-- Opening Marker --
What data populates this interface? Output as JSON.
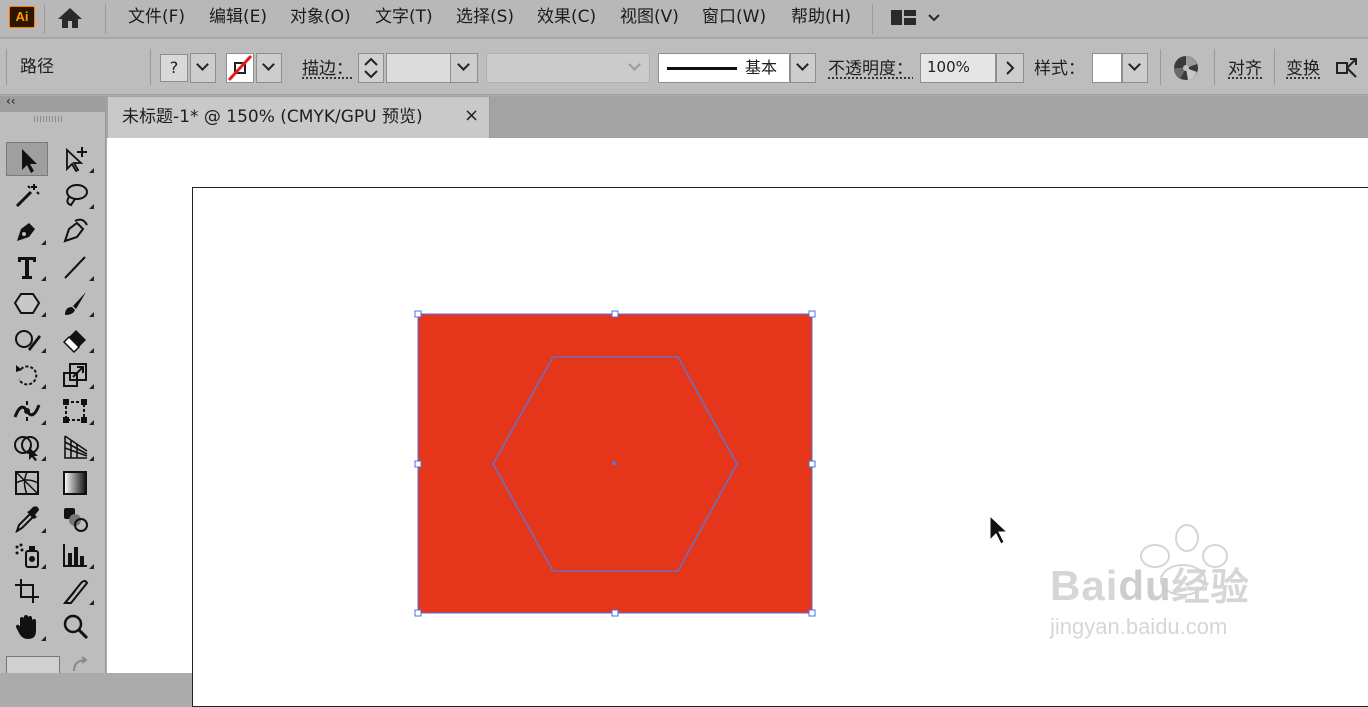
{
  "app": {
    "logo": "Ai"
  },
  "menu": [
    "文件(F)",
    "编辑(E)",
    "对象(O)",
    "文字(T)",
    "选择(S)",
    "效果(C)",
    "视图(V)",
    "窗口(W)",
    "帮助(H)"
  ],
  "control_bar": {
    "selection_type": "路径",
    "fill_value": "?",
    "stroke_label": "描边：",
    "stroke_profile": "基本",
    "opacity_label": "不透明度：",
    "opacity_value": "100%",
    "style_label": "样式：",
    "align_link": "对齐",
    "transform_link": "变换"
  },
  "document_tab": {
    "title": "未标题-1* @ 150% (CMYK/GPU 预览)",
    "close": "×"
  },
  "panel": {
    "collapse": "‹‹"
  },
  "tools": [
    "selection-tool",
    "direct-selection-tool",
    "magic-wand-tool",
    "lasso-tool",
    "pen-tool",
    "curvature-tool",
    "type-tool",
    "line-segment-tool",
    "polygon-tool",
    "paintbrush-tool",
    "shaper-tool",
    "eraser-tool",
    "rotate-tool",
    "scale-tool",
    "width-tool",
    "free-transform-tool",
    "shape-builder-tool",
    "perspective-grid-tool",
    "mesh-tool",
    "gradient-tool",
    "eyedropper-tool",
    "blend-tool",
    "symbol-sprayer-tool",
    "column-graph-tool",
    "artboard-tool",
    "slice-tool",
    "hand-tool",
    "zoom-tool"
  ],
  "artwork": {
    "rectangle_fill": "#e5361b",
    "hexagon_stroke": "#6b6fbf",
    "selection_color": "#4f6fe0"
  },
  "watermark": {
    "brand_a": "Bai",
    "brand_b": "du",
    "brand_c": "经验",
    "url": "jingyan.baidu.com"
  }
}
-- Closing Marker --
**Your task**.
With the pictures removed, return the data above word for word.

**Answer to this task**.
What data populates this interface? Output as JSON.
{
  "app": {
    "logo": "Ai"
  },
  "menu": [
    "文件(F)",
    "编辑(E)",
    "对象(O)",
    "文字(T)",
    "选择(S)",
    "效果(C)",
    "视图(V)",
    "窗口(W)",
    "帮助(H)"
  ],
  "control_bar": {
    "selection_type": "路径",
    "fill_value": "?",
    "stroke_label": "描边：",
    "stroke_profile": "基本",
    "opacity_label": "不透明度：",
    "opacity_value": "100%",
    "style_label": "样式：",
    "align_link": "对齐",
    "transform_link": "变换"
  },
  "document_tab": {
    "title": "未标题-1* @ 150% (CMYK/GPU 预览)",
    "close": "×"
  },
  "panel": {
    "collapse": "‹‹"
  },
  "tools": [
    "selection-tool",
    "direct-selection-tool",
    "magic-wand-tool",
    "lasso-tool",
    "pen-tool",
    "curvature-tool",
    "type-tool",
    "line-segment-tool",
    "polygon-tool",
    "paintbrush-tool",
    "shaper-tool",
    "eraser-tool",
    "rotate-tool",
    "scale-tool",
    "width-tool",
    "free-transform-tool",
    "shape-builder-tool",
    "perspective-grid-tool",
    "mesh-tool",
    "gradient-tool",
    "eyedropper-tool",
    "blend-tool",
    "symbol-sprayer-tool",
    "column-graph-tool",
    "artboard-tool",
    "slice-tool",
    "hand-tool",
    "zoom-tool"
  ],
  "artwork": {
    "rectangle_fill": "#e5361b",
    "hexagon_stroke": "#6b6fbf",
    "selection_color": "#4f6fe0"
  },
  "watermark": {
    "brand_a": "Bai",
    "brand_b": "du",
    "brand_c": "经验",
    "url": "jingyan.baidu.com"
  }
}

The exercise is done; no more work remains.